(Excerpts from an interface dataset)
┌────────

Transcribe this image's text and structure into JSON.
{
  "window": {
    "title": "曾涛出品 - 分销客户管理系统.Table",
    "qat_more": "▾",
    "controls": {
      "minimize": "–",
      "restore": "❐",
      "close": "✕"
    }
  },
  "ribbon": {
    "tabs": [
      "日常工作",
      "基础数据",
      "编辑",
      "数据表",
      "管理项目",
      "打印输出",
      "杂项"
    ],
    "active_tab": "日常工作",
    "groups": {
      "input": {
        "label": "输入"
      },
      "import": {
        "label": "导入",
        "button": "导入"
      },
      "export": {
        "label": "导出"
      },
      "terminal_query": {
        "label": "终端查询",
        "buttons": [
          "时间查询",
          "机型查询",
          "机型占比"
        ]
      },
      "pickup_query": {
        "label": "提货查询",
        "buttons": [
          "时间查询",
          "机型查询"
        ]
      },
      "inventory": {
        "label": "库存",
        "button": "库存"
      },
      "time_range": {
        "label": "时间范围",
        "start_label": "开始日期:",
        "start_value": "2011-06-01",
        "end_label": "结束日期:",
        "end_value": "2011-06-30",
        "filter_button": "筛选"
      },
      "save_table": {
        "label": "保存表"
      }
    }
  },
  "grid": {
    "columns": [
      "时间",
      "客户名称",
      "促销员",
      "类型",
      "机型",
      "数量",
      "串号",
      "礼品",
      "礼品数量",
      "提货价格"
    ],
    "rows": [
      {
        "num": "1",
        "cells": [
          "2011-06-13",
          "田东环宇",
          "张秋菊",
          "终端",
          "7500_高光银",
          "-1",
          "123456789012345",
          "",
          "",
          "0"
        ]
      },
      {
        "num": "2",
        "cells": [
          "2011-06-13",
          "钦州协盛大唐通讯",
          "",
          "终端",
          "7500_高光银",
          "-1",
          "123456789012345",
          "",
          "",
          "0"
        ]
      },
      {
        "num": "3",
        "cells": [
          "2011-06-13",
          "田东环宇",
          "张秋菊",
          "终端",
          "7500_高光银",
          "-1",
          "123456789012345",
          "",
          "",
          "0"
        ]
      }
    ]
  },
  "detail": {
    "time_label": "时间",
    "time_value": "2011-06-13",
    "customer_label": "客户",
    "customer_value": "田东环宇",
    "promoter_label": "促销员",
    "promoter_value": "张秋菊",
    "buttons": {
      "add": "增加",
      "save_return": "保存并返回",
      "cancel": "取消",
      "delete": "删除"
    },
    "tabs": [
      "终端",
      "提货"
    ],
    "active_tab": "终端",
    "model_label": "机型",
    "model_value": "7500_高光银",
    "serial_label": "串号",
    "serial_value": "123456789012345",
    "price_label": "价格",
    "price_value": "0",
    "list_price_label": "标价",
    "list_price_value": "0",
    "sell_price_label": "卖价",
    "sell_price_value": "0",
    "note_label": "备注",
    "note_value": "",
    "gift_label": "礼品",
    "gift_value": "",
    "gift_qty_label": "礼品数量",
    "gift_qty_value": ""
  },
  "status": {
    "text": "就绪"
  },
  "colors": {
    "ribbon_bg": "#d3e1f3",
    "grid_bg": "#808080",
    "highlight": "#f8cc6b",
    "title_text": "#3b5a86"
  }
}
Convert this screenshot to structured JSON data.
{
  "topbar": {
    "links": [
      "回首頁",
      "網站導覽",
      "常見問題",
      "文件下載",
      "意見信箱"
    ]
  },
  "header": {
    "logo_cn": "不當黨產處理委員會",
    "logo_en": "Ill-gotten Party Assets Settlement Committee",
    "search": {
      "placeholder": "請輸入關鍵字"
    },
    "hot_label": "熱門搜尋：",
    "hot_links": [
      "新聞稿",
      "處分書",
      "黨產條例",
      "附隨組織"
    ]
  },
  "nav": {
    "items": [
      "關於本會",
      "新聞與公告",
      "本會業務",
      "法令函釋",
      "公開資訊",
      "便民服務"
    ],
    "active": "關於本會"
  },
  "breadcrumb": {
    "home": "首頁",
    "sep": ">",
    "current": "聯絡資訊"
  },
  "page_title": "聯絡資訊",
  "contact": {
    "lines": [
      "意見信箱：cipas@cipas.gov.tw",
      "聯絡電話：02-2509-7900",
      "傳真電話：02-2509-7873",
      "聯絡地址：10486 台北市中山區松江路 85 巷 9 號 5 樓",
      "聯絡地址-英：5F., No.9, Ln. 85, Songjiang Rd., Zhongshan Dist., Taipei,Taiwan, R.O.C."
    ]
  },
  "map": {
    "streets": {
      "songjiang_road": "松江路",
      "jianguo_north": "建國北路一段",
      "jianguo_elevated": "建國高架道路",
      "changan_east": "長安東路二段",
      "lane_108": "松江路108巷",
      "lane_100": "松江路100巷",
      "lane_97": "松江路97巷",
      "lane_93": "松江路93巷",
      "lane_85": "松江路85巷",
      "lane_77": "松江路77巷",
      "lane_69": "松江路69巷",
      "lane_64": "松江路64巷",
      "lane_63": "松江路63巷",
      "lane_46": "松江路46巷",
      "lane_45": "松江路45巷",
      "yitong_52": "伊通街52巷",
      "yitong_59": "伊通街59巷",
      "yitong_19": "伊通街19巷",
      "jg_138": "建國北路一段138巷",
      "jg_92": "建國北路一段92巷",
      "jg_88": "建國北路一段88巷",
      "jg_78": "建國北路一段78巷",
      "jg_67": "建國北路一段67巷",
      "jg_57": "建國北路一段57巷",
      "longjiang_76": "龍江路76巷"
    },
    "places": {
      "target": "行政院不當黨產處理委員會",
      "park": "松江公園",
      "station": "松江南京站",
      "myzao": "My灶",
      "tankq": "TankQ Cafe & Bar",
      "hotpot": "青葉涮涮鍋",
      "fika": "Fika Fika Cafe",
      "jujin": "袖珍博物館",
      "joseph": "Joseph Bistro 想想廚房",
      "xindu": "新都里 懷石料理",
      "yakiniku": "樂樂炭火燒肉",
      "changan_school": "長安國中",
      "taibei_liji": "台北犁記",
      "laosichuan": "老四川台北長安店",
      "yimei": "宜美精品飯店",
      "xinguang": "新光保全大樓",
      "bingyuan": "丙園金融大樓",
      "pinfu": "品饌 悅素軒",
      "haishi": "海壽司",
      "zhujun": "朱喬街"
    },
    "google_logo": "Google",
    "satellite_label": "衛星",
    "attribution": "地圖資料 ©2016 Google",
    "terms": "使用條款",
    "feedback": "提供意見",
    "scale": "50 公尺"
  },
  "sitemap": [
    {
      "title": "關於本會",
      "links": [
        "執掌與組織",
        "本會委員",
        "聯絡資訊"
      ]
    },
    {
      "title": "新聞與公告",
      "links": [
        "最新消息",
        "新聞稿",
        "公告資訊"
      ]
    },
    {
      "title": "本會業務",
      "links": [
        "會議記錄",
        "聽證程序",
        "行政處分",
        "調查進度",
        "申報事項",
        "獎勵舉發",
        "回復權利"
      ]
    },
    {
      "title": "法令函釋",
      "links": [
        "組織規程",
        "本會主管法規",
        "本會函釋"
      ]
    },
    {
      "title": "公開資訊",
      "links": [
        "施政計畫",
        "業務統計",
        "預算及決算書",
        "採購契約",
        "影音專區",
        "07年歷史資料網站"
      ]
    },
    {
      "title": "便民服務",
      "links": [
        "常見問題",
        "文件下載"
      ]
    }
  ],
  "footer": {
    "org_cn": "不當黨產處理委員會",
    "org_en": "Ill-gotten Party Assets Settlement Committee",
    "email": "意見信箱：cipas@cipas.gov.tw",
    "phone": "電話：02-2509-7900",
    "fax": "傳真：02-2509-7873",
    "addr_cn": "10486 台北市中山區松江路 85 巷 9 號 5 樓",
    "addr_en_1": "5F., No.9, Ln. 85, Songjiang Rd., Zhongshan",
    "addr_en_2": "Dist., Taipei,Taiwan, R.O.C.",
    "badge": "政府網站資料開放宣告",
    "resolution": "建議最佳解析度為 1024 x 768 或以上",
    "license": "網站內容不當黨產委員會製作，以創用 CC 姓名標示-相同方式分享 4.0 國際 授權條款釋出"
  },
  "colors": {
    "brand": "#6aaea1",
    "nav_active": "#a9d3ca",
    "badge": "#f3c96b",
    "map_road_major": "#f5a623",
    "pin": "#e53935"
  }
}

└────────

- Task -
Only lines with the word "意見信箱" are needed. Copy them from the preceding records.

- Answer to this task -
      "意見信箱"
      "意見信箱：cipas@cipas.gov.tw",
    "email": "意見信箱：cipas@cipas.gov.tw",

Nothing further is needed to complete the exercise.